━━ RECORDS FOR THIS EXERCISE
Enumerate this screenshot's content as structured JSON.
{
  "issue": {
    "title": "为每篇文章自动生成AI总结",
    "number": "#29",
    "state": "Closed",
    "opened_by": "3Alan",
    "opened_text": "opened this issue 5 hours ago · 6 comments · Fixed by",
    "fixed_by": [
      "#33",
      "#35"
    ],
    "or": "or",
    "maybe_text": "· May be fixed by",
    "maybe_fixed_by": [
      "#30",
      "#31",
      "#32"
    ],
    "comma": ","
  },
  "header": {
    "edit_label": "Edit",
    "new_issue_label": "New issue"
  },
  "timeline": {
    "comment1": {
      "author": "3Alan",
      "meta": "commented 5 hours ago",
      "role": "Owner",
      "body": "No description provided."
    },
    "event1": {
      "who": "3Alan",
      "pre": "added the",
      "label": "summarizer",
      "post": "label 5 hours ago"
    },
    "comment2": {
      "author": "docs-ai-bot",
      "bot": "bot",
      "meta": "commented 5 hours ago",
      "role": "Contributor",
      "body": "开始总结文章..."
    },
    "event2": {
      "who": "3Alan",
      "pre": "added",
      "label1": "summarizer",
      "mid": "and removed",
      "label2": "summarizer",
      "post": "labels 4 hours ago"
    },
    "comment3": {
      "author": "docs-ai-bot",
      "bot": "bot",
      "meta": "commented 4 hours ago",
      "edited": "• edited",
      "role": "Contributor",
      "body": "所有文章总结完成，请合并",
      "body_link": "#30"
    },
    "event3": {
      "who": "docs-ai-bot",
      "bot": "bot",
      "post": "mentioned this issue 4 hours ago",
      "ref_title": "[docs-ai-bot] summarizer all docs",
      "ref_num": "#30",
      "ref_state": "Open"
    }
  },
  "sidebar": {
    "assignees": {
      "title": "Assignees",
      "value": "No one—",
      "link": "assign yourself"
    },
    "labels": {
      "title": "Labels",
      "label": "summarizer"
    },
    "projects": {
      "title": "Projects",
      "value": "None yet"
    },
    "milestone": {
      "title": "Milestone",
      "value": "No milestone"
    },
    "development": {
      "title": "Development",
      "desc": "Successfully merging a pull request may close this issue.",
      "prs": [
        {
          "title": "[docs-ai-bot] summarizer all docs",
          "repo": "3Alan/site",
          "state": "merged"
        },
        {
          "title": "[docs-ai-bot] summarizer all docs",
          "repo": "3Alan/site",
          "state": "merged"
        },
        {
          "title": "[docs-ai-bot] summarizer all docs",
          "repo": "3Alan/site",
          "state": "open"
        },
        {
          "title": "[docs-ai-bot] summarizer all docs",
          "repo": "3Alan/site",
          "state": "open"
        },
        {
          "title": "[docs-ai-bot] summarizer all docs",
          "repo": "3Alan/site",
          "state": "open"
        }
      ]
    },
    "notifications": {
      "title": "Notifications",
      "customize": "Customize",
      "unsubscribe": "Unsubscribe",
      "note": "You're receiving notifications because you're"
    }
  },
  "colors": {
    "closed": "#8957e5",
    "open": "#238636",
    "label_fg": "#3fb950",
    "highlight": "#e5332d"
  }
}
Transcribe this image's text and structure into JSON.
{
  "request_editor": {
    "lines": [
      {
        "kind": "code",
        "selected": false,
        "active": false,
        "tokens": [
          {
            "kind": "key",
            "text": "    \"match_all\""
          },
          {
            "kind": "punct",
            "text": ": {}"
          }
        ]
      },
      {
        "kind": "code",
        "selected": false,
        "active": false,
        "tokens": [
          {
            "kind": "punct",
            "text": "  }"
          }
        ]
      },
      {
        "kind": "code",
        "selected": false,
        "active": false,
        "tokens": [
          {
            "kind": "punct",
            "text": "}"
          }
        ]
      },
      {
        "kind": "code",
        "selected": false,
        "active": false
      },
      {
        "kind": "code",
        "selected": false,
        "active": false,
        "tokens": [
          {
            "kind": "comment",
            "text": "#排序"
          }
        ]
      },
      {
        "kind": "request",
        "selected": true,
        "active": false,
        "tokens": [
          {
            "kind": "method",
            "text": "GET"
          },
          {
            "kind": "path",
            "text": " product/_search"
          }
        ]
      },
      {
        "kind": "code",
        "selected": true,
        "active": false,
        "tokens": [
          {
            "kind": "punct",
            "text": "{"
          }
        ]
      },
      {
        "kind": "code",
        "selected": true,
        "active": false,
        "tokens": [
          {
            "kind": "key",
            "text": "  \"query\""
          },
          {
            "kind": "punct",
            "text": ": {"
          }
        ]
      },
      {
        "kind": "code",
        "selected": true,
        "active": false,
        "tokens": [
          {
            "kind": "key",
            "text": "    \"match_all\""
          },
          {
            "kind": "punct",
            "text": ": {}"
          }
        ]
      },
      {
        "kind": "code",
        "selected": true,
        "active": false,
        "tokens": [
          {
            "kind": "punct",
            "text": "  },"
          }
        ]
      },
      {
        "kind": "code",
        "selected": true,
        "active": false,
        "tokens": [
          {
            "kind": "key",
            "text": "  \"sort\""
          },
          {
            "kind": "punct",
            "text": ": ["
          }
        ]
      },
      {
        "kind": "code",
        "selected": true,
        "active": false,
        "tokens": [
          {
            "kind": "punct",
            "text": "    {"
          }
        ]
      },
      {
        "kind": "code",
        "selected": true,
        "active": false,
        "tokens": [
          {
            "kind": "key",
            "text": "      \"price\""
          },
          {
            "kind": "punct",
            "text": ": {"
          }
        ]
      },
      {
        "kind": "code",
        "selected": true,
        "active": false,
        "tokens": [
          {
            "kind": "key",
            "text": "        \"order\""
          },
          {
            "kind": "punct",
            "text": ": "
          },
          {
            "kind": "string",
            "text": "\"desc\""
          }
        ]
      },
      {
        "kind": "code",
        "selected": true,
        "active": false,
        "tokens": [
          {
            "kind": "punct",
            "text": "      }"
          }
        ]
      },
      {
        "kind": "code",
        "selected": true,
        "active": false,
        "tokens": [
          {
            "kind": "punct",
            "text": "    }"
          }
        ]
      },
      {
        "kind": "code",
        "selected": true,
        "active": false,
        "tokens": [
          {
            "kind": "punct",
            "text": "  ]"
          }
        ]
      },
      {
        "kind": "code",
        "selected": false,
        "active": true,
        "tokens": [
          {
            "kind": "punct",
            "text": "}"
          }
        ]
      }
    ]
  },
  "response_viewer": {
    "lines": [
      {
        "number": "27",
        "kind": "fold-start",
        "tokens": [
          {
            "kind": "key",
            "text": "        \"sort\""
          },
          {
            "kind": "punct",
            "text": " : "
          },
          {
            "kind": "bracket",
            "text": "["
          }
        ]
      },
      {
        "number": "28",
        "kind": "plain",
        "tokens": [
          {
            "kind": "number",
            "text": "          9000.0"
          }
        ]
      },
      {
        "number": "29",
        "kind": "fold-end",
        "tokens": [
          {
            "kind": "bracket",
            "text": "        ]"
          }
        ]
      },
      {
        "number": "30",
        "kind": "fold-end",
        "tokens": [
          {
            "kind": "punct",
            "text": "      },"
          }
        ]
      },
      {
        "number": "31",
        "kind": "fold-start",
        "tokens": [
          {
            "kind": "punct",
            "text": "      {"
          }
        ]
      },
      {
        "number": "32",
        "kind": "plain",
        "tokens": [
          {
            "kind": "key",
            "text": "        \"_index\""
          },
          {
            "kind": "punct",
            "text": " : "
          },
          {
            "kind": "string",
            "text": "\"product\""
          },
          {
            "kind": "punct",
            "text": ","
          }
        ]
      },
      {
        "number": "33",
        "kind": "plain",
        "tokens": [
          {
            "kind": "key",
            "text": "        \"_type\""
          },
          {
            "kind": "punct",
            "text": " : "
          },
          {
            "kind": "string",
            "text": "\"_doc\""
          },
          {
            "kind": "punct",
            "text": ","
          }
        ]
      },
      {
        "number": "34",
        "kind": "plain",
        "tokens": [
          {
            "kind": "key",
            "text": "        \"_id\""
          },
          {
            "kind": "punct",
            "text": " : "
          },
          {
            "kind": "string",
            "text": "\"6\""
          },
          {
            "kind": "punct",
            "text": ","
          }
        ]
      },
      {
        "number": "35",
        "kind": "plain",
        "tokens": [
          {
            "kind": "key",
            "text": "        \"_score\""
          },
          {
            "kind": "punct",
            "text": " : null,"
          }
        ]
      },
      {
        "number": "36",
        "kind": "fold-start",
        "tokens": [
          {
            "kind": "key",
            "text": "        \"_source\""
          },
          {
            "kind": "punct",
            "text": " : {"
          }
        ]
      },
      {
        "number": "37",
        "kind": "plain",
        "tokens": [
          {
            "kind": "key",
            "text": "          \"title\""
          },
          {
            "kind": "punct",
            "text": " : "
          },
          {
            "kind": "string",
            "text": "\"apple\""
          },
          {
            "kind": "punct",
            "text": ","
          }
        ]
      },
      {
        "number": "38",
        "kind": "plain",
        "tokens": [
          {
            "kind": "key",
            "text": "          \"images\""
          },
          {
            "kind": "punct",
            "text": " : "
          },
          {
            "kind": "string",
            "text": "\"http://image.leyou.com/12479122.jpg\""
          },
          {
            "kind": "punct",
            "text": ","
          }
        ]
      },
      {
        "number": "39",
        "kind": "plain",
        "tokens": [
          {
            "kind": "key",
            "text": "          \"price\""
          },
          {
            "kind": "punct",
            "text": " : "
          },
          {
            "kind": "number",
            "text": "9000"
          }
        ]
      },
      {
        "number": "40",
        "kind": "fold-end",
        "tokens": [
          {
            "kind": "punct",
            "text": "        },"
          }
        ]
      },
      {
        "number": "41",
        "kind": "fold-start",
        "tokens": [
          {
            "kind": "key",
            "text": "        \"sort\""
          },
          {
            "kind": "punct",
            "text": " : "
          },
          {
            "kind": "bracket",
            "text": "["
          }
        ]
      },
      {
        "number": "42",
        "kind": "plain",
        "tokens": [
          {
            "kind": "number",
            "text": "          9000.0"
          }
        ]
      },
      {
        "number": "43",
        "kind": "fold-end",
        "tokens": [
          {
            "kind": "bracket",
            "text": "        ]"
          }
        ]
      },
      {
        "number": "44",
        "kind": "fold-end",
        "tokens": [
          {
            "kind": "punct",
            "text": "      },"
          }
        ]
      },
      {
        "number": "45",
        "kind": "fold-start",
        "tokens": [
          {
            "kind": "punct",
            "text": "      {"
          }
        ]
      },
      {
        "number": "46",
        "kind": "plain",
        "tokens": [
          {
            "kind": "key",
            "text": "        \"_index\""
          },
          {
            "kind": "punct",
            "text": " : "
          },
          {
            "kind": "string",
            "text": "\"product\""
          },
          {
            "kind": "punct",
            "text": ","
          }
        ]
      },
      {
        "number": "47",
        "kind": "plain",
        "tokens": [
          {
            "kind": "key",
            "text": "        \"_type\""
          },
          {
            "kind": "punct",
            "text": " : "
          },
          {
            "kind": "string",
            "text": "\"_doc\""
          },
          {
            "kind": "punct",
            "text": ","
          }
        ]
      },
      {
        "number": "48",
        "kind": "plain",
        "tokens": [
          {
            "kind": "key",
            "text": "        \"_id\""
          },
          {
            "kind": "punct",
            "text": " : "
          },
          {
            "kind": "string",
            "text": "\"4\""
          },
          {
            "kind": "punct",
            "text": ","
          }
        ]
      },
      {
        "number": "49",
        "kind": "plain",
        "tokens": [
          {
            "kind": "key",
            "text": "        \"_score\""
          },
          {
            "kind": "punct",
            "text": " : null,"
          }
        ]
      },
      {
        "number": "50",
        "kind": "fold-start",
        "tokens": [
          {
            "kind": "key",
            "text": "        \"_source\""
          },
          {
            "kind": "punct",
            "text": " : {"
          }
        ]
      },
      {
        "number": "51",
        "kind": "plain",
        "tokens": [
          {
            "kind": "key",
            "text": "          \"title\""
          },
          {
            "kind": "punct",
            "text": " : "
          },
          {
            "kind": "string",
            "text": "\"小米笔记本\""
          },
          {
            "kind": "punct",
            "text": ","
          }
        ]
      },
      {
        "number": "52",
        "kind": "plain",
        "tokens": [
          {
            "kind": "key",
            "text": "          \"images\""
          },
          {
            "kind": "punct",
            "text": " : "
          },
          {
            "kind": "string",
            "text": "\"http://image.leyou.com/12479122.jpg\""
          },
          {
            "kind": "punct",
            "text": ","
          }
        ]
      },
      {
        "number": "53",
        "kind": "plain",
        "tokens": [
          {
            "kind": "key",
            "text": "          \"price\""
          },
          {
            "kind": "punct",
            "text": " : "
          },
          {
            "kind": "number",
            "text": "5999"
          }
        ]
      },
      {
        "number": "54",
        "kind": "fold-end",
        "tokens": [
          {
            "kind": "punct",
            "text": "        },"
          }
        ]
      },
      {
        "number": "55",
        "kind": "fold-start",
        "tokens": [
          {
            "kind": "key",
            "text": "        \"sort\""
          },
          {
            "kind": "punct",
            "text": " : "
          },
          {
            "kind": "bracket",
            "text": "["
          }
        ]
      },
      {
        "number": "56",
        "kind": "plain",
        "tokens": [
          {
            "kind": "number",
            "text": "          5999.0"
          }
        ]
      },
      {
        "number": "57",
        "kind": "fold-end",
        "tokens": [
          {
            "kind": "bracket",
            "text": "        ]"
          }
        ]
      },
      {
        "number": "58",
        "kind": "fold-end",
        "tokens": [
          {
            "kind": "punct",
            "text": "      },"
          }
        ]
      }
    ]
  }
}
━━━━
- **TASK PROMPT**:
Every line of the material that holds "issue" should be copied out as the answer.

- **YOUR SOLUTION**:
  "issue": {
    "opened_text": "opened this issue 5 hours ago · 6 comments · Fixed by",
    "new_issue_label": "New issue"
      "post": "mentioned this issue 4 hours ago",
      "desc": "Successfully merging a pull request may close this issue.",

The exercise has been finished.